From the 10th to the 14th of July 2023 the “Interdisciplinary Summer School on Forest Ecosystems” took place in the beautiful city of Ljubljana, Slovenia. Around 70 scientists from all over Europe came together to participate in the summer school, which was organized by three “European Cooperation in Science and Technology (COST)-Actions”, namely 3DForEcoTech, PROCLIAS, and Bottoms-Up.

3DForEcoTech focuses on the monitoring of forest ecosystems through terrestrial-based technologies. In this workshop we got to know different Terrestrial Laser Scanners (TLS) and how they are applied in forests. Exercises were provided to learn more about the point clouds, that are generated by TLS and how to analyze those point clouds. Laser Scanners and the corresponding software are very useful to calculate forest metrics such as tree height, tree diameters, and standing volume. This scientific field is still in rapid development and more automatized ways of monitoring forests are to be expected soon.

Leaders of the project PROCLIAS (Process-based models for climate impact attribution across sectors) showed us the forest landscape dynamics model “iLand”. This model allows to predict how a forest develops over time under certain environmental scenarios. The model uses parameters, such as the mean air temperature, the precipitation, or the probability of wildfires.
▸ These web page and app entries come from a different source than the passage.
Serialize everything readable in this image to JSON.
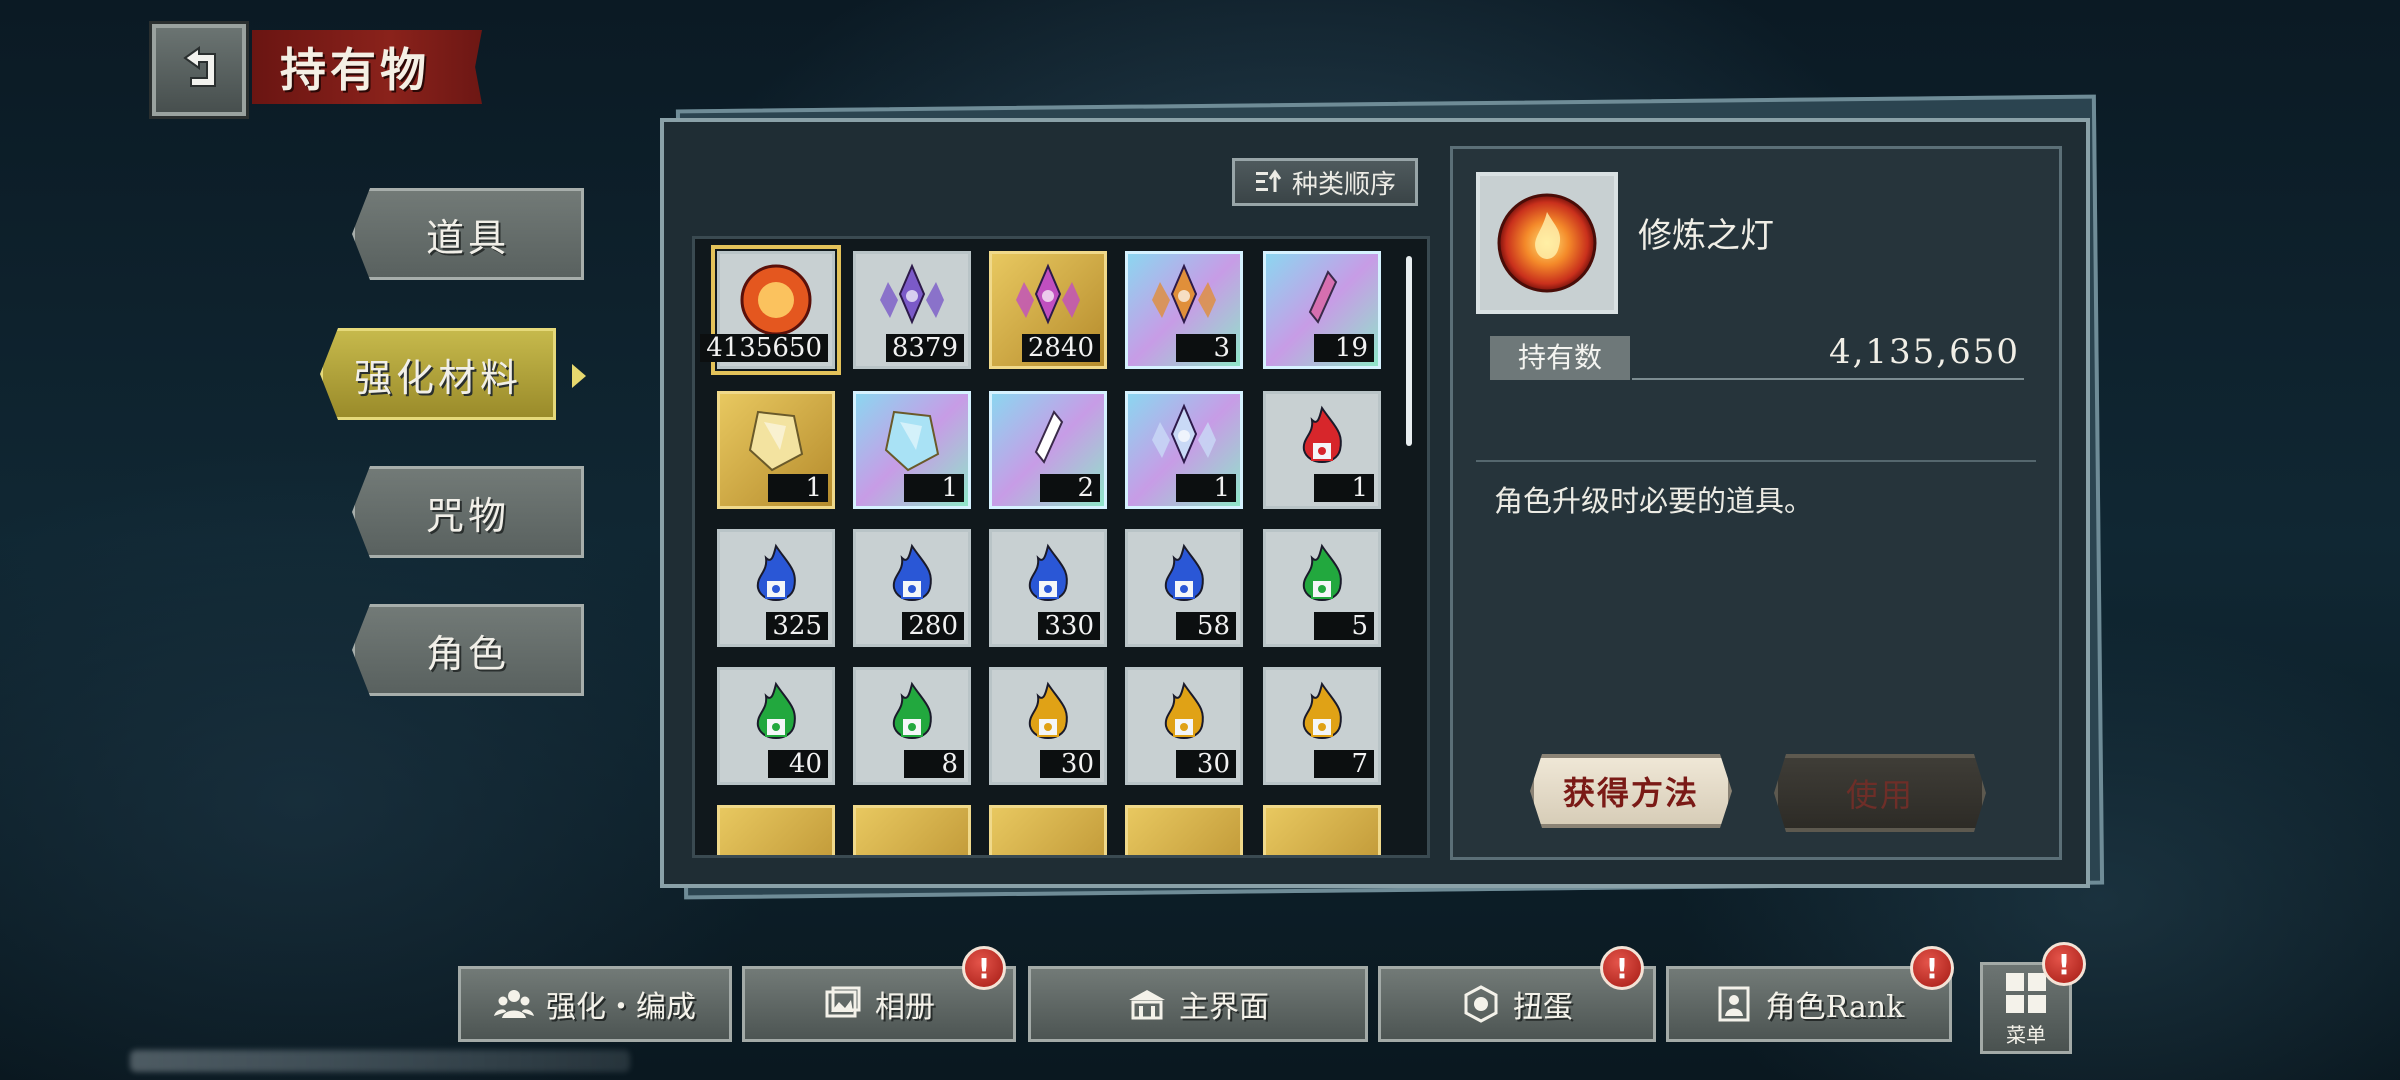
{
  "header": {
    "title": "持有物"
  },
  "tabs": [
    {
      "label": "道具",
      "active": false
    },
    {
      "label": "强化材料",
      "active": true
    },
    {
      "label": "咒物",
      "active": false
    },
    {
      "label": "角色",
      "active": false
    }
  ],
  "sort": {
    "label": "种类顺序"
  },
  "items": [
    {
      "count": "4135650",
      "style": "orb",
      "frame": "silver",
      "color": "#e4571f",
      "selected": true
    },
    {
      "count": "8379",
      "style": "crystal",
      "frame": "silver",
      "color": "#7b5ac8"
    },
    {
      "count": "2840",
      "style": "crystal",
      "frame": "gold",
      "color": "#c04fc0"
    },
    {
      "count": "3",
      "style": "crystal",
      "frame": "rainbow",
      "color": "#e08f3a"
    },
    {
      "count": "19",
      "style": "shard",
      "frame": "rainbow",
      "color": "#d66fb0"
    },
    {
      "count": "1",
      "style": "gem",
      "frame": "gold",
      "color": "#f3e3a0"
    },
    {
      "count": "1",
      "style": "gem",
      "frame": "rainbow",
      "color": "#a9e2f5"
    },
    {
      "count": "2",
      "style": "shard",
      "frame": "rainbow",
      "color": "#ffffff"
    },
    {
      "count": "1",
      "style": "crystal",
      "frame": "rainbow",
      "color": "#c9d9f6"
    },
    {
      "count": "1",
      "style": "flame",
      "frame": "silver",
      "color": "#d7262b"
    },
    {
      "count": "325",
      "style": "flame",
      "frame": "silver",
      "color": "#2a57d6"
    },
    {
      "count": "280",
      "style": "flame",
      "frame": "silver",
      "color": "#2a57d6"
    },
    {
      "count": "330",
      "style": "flame",
      "frame": "silver",
      "color": "#2a57d6"
    },
    {
      "count": "58",
      "style": "flame",
      "frame": "silver",
      "color": "#2a57d6"
    },
    {
      "count": "5",
      "style": "flame",
      "frame": "silver",
      "color": "#22a83e"
    },
    {
      "count": "40",
      "style": "flame",
      "frame": "silver",
      "color": "#22a83e"
    },
    {
      "count": "8",
      "style": "flame",
      "frame": "silver",
      "color": "#22a83e"
    },
    {
      "count": "30",
      "style": "flame",
      "frame": "silver",
      "color": "#e0a216"
    },
    {
      "count": "30",
      "style": "flame",
      "frame": "silver",
      "color": "#e0a216"
    },
    {
      "count": "7",
      "style": "flame",
      "frame": "silver",
      "color": "#e0a216"
    }
  ],
  "partial_row_frames": [
    "gold",
    "gold",
    "gold",
    "gold",
    "gold"
  ],
  "detail": {
    "name": "修炼之灯",
    "owned_label": "持有数",
    "owned_value": "4,135,650",
    "description": "角色升级时必要的道具。",
    "obtain_label": "获得方法",
    "use_label": "使用"
  },
  "nav": [
    {
      "label": "强化・编成",
      "icon": "team-icon",
      "badge": false
    },
    {
      "label": "相册",
      "icon": "album-icon",
      "badge": true
    },
    {
      "label": "主界面",
      "icon": "home-icon",
      "badge": false
    },
    {
      "label": "扭蛋",
      "icon": "gacha-icon",
      "badge": true
    },
    {
      "label": "角色Rank",
      "icon": "rank-icon",
      "badge": true
    }
  ],
  "menu": {
    "label": "菜单",
    "badge": true
  },
  "badge_glyph": "!",
  "colors": {
    "accent_gold": "#c6b94c",
    "title_red": "#8a221b",
    "badge_red": "#c0281f"
  }
}
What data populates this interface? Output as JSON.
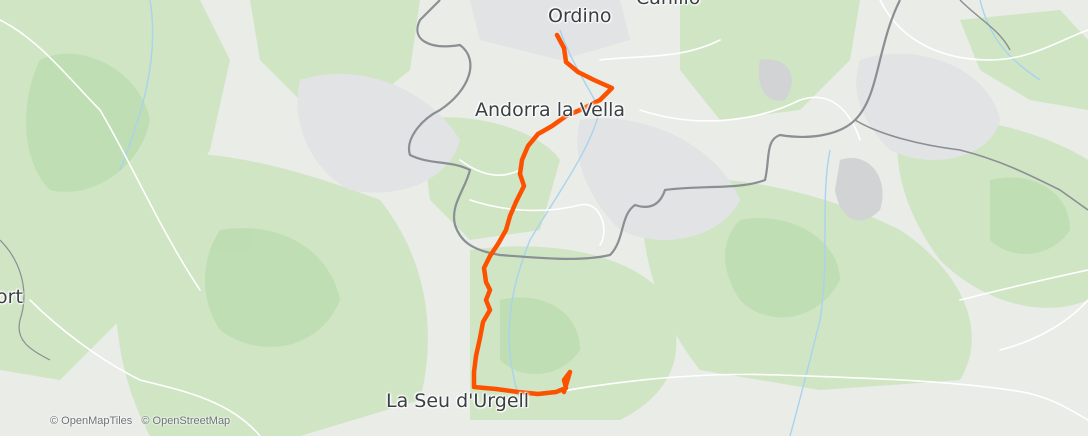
{
  "map": {
    "places": [
      {
        "id": "ordino",
        "name": "Ordino"
      },
      {
        "id": "canillo",
        "name": "Canillo"
      },
      {
        "id": "andorra",
        "name": "Andorra la Vella"
      },
      {
        "id": "seu",
        "name": "La Seu d'Urgell"
      },
      {
        "id": "sort",
        "name": "Sort"
      }
    ],
    "attribution": [
      "© OpenMapTiles",
      "© OpenStreetMap"
    ],
    "colors": {
      "land": "#e9ece7",
      "forest": "#cfe5c4",
      "forest_dark": "#bcdcaf",
      "bare_rock": "#e1e3e4",
      "route": "#fc5200",
      "border": "#7f8488",
      "road": "#ffffff",
      "water": "#a9d3ef"
    }
  }
}
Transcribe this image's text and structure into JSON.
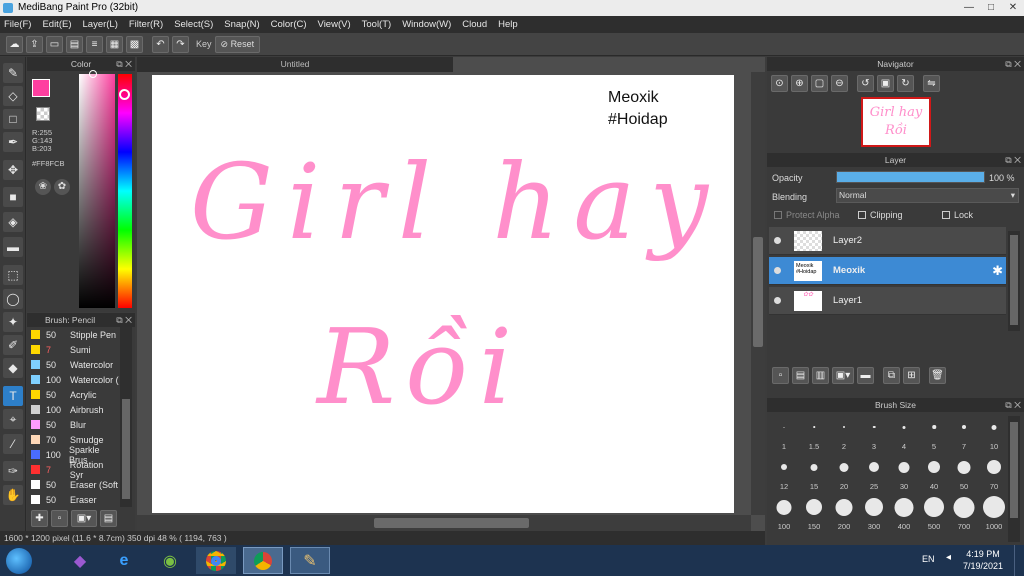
{
  "window": {
    "title": "MediBang Paint Pro (32bit)",
    "controls": [
      "—",
      "□",
      "✕"
    ]
  },
  "menu": [
    "File(F)",
    "Edit(E)",
    "Layer(L)",
    "Filter(R)",
    "Select(S)",
    "Snap(N)",
    "Color(C)",
    "View(V)",
    "Tool(T)",
    "Window(W)",
    "Cloud",
    "Help"
  ],
  "toolbar": {
    "key_label": "Key",
    "reset_label": "Reset"
  },
  "color_panel": {
    "title": "Color",
    "rgb_r": "R:255",
    "rgb_g": "G:143",
    "rgb_b": "B:203",
    "hex": "#FF8FCB",
    "primary_color": "#FF8FCB"
  },
  "brush_panel": {
    "title": "Brush: Pencil",
    "brushes": [
      {
        "size": "50",
        "name": "Stipple Pen",
        "color": "#ffd800"
      },
      {
        "size": "7",
        "name": "Sumi",
        "color": "#ffd800"
      },
      {
        "size": "50",
        "name": "Watercolor",
        "color": "#7fd0ff"
      },
      {
        "size": "100",
        "name": "Watercolor (",
        "color": "#7fd0ff"
      },
      {
        "size": "50",
        "name": "Acrylic",
        "color": "#ffd800"
      },
      {
        "size": "100",
        "name": "Airbrush",
        "color": "#d0d0d0"
      },
      {
        "size": "50",
        "name": "Blur",
        "color": "#ff9cff"
      },
      {
        "size": "70",
        "name": "Smudge",
        "color": "#ffd8b8"
      },
      {
        "size": "100",
        "name": "Sparkle Brus",
        "color": "#4a6cff"
      },
      {
        "size": "7",
        "name": "Rotation Syr",
        "color": "#ff3030"
      },
      {
        "size": "50",
        "name": "Eraser (Soft",
        "color": "#ffffff"
      },
      {
        "size": "50",
        "name": "Eraser",
        "color": "#ffffff"
      }
    ]
  },
  "document": {
    "tab_title": "Untitled",
    "text_line1": "Meoxik",
    "text_line2": "#Hoidap",
    "lettering_line1": "Girl hay",
    "lettering_line2": "Rồi",
    "lettering_color": "#ff8fcb"
  },
  "status": "1600 * 1200 pixel   (11.6 * 8.7cm)   350 dpi   48 %   ( 1194, 763 )",
  "navigator": {
    "title": "Navigator",
    "thumb_line1": "Girl hay",
    "thumb_line2": "Rồi"
  },
  "layer_panel": {
    "title": "Layer",
    "opacity_label": "Opacity",
    "opacity_value": "100 %",
    "opacity_fraction": 1.0,
    "blending_label": "Blending",
    "blending_value": "Normal",
    "protect_alpha": "Protect Alpha",
    "clipping": "Clipping",
    "lock": "Lock",
    "layers": [
      {
        "name": "Layer2",
        "selected": false
      },
      {
        "name": "Meoxik",
        "selected": true,
        "thumb_text": "Meoxik #Hoidap"
      },
      {
        "name": "Layer1",
        "selected": false
      }
    ]
  },
  "brush_size_panel": {
    "title": "Brush Size",
    "sizes": [
      "1",
      "1.5",
      "2",
      "3",
      "4",
      "5",
      "7",
      "10",
      "12",
      "15",
      "20",
      "25",
      "30",
      "40",
      "50",
      "70",
      "100",
      "150",
      "200",
      "300",
      "400",
      "500",
      "700",
      "1000"
    ]
  },
  "taskbar": {
    "language": "EN",
    "time": "4:19 PM",
    "date": "7/19/2021"
  }
}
We were able to manipulate those parameters according to climate change scenarios. Subsequently, the model showed us which tree species will persist and disperse and which ones will disappear in the next 100 years. Such models assist in making smart forest management decisions to keep forests sustainable and mitigate climate change.

Representatives of Bottoms-Up taught us about alpha and beta-diversity. The distribution of species in certain communities and the comparison of these communities gives us important information about the biodiversity. Such data can be efficiently analyzed with certain R-packages, such as taxize, mice or BAT. The codes are usually kept general and can be applied to different data sets such as bee species or grasses for instance.

The three different approaches have in common to satisfy one’s curiosity about our natural environment. Laser scanner technologies, models, and R-codes are developed constantly to understand forest ecosystems and to help us tackle biodiversity loss. Connecting these different approaches and working with several disciplines requires some extra efforts but gives us more complete insights in our field of study.

Report by: Samuel Hepner, PhD student.

Artistic stage beetle (Lucanus cervus) in a forest close to Ljubljana.